In addition, the five audited departments will give full consideration to this recommendation as they review and, where necessary, enhance current systems and procedures to monitor the awarding of contracts to the Inuvialuit that are not subject to public tender, when they are capable of supplying the goods and services on a reasonable basis. Work on processes governing federal procurement to include provisions for contracting in national parks is already under way, and will be developed to capture the same information for other comprehensive land claims agreements.

This recommendation will be acted on by March 2009.

3.53 Indian and Northern Affairs Canada should meet its responsibilities related to the economic review by

  • assessing reasons for lack of progress identified in the first review;
  • taking actions to respond to the first review; and
  • leading the completion of a joint economic measures review every five years until such time as the economic objectives have been met, as required in the Inuvialuit Final Agreement.
    (3.47–3.52)

INAC accepts this recommendation. An economic measures working group was established in February 2007. INAC will, through this working group, conduct assessments of community capacity and economic opportunities and assess reasons for the lack of progress by March 2009. Current plans call for the completion of the second five-year economic measures review in 2010.

Federal Implementation of the Agreement

3.76 Indian and Northern Affairs Canada should develop a strategic approach towards implementing Canada's obligations under the Inuvialuit Final Agreement. Such an approach should, at a minimum

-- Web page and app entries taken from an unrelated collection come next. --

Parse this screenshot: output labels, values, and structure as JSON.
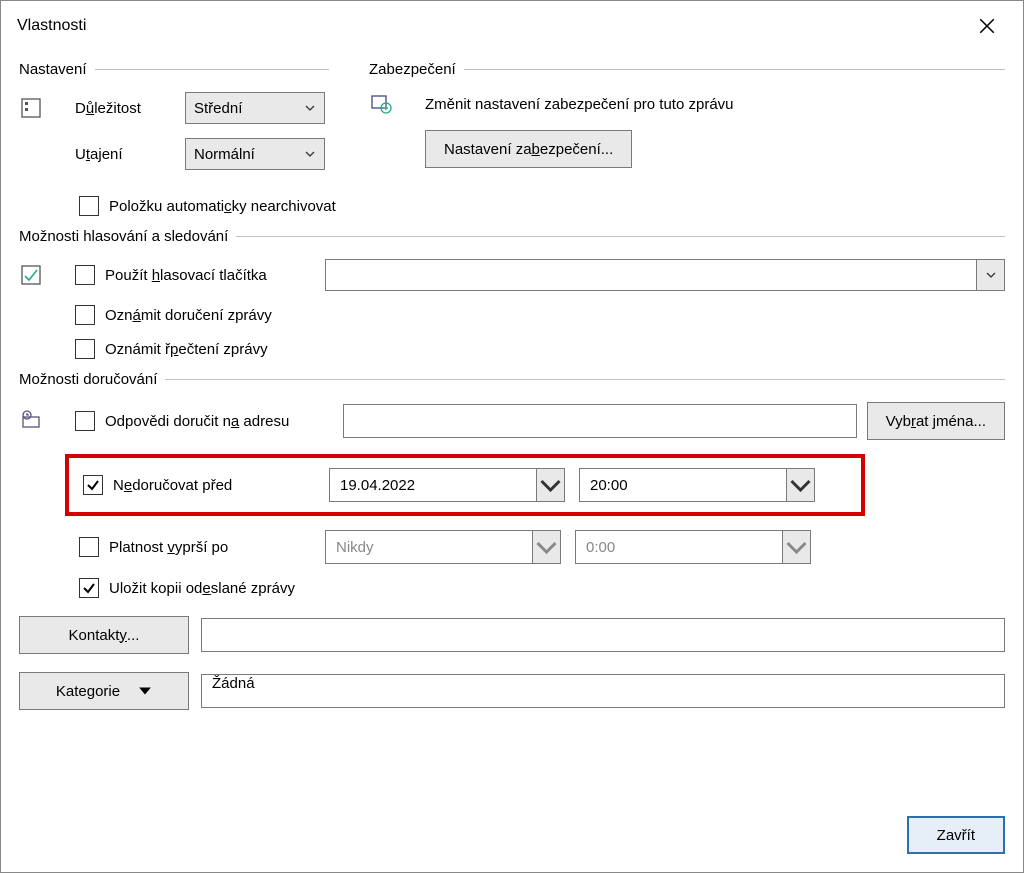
{
  "window": {
    "title": "Vlastnosti"
  },
  "settings": {
    "header": "Nastavení",
    "importance_label_pre": "D",
    "importance_label_u": "ů",
    "importance_label_post": "ležitost",
    "importance_value": "Střední",
    "sensitivity_label_pre": "U",
    "sensitivity_label_u": "t",
    "sensitivity_label_post": "ajení",
    "sensitivity_value": "Normální",
    "noarchive_pre": "Položku automati",
    "noarchive_u": "c",
    "noarchive_post": "ky nearchivovat"
  },
  "security": {
    "header": "Zabezpečení",
    "desc": "Změnit nastavení zabezpečení pro tuto zprávu",
    "btn_pre": "Nastavení za",
    "btn_u": "b",
    "btn_post": "ezpečení..."
  },
  "voting": {
    "header": "Možnosti hlasování a sledování",
    "use_buttons_pre": "Použít ",
    "use_buttons_u": "h",
    "use_buttons_post": "lasovací tlačítka",
    "delivery_receipt_pre": "Ozn",
    "delivery_receipt_u": "á",
    "delivery_receipt_post": "mit doručení zprávy",
    "read_receipt_pre": "Oznámit ",
    "read_receipt_u": "p",
    "read_receipt_mid": "ř",
    "read_receipt_post": "ečtení zprávy",
    "combo_value": ""
  },
  "delivery": {
    "header": "Možnosti doručování",
    "reply_to_pre": "Odpovědi doručit n",
    "reply_to_u": "a",
    "reply_to_post": " adresu",
    "reply_to_value": "",
    "select_names_pre": "Vyb",
    "select_names_u": "r",
    "select_names_post": "at jména...",
    "not_before_pre": "N",
    "not_before_u": "e",
    "not_before_post": "doručovat před",
    "not_before_date": "19.04.2022",
    "not_before_time": "20:00",
    "expires_pre": "Platnost ",
    "expires_u": "v",
    "expires_post": "yprší po",
    "expires_date": "Nikdy",
    "expires_time": "0:00",
    "save_copy_pre": "Uložit kopii od",
    "save_copy_u": "e",
    "save_copy_post": "slané zprávy"
  },
  "bottom": {
    "contacts_pre": "Kontakt",
    "contacts_u": "y",
    "contacts_post": "...",
    "contacts_value": "",
    "categories_label": "Kategorie",
    "categories_value": "Žádná"
  },
  "footer": {
    "close": "Zavřít"
  }
}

  • identify each of Canada's obligations and the appropriate federal organizations to address them, and should clearly communicate their obligations to these federal organizations;
  • develop a plan to implement federal obligations; and
  • regularly monitor and report to other signatories Canada's fulfillment of its obligations.
    (3.65–3.75)

INAC accepts this recommendation. INAC will develop a strategy to effectively communicate federal obligations to federal organizations, by March 2008. INAC will develop a results-based management framework for the implementation of federal obligations in cooperation with relevant federal institutions, by fall 2008. INAC will also monitor and report on Canada's progress towards the fulfillment of its obligations to other signatories at Inuvialuit Final Agreement Implementation Coordinating Committee meetings.

3.85 In cooperation with the Inuvialuit, and with the Yukon and Northwest Territories governments, Indian and Northern Affairs Canada should develop performance indicators to measure progress towards meeting the principles of the Inuvialuit Final Agreement, and should publicly monitor and report progress to other signatories.
(3.77–3.84)

INAC accepts this recommendation. INAC will propose performance indicators to all signatories at a future Implementation Committee meeting, with a view to monitoring and reporting on progress, beginning in spring 2008.


Definition:

Pingo—A natural geological formation caused by the freezing of land in naturally drained lakes. (Return)